Raw data
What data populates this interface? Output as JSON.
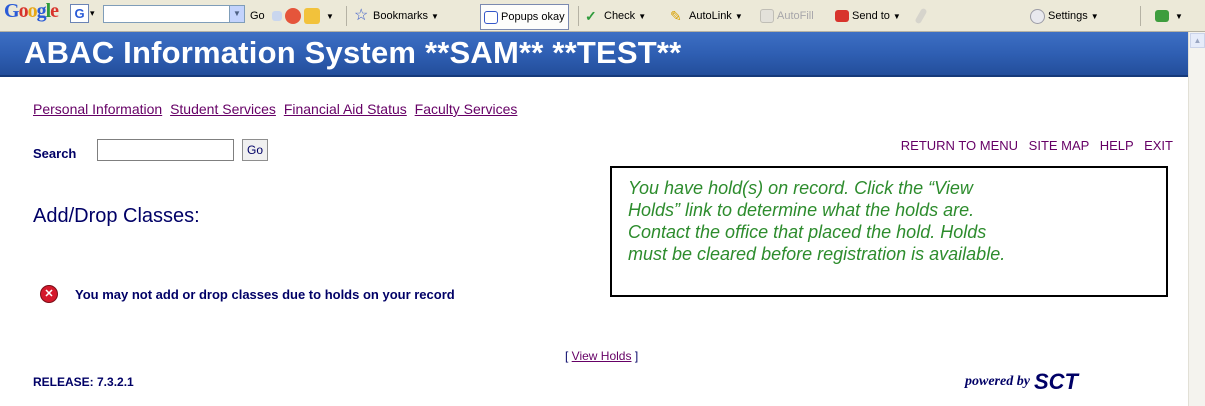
{
  "toolbar": {
    "google_logo": "Google",
    "google_g": "G",
    "go_label": "Go",
    "bookmarks_label": "Bookmarks",
    "popups_label": "Popups okay",
    "check_label": "Check",
    "autolink_label": "AutoLink",
    "autofill_label": "AutoFill",
    "sendto_label": "Send to",
    "settings_label": "Settings"
  },
  "banner": {
    "title": "ABAC Information System **SAM** **TEST**"
  },
  "nav": {
    "items": [
      {
        "label": "Personal Information"
      },
      {
        "label": "Student Services"
      },
      {
        "label": "Financial Aid Status"
      },
      {
        "label": "Faculty Services"
      }
    ]
  },
  "search": {
    "label": "Search",
    "value": "",
    "go_label": "Go"
  },
  "right_menu": {
    "return": "RETURN TO MENU",
    "sitemap": "SITE MAP",
    "help": "HELP",
    "exit": "EXIT"
  },
  "page": {
    "heading": "Add/Drop Classes:"
  },
  "error": {
    "icon": "error-x-icon",
    "message": "You may not add or drop classes due to holds on your record"
  },
  "callout": {
    "lines": [
      "You have hold(s) on record.  Click the “View",
      "Holds” link to determine what the holds are.",
      "Contact the office that placed the hold.  Holds",
      "must be cleared before registration is available."
    ]
  },
  "footer": {
    "view_holds_open": "[ ",
    "view_holds": "View Holds",
    "view_holds_close": " ]",
    "release": "RELEASE: 7.3.2.1",
    "powered_by": "powered by",
    "sct": "SCT"
  },
  "colors": {
    "banner": "#2f5fb3",
    "link": "#660066",
    "text": "#000066",
    "callout_text": "#2d8c2d",
    "error": "#d4182b"
  }
}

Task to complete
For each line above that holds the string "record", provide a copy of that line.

Your response
    "message": "You may not add or drop classes due to holds on your record"
      "You have hold(s) on record.  Click the “View",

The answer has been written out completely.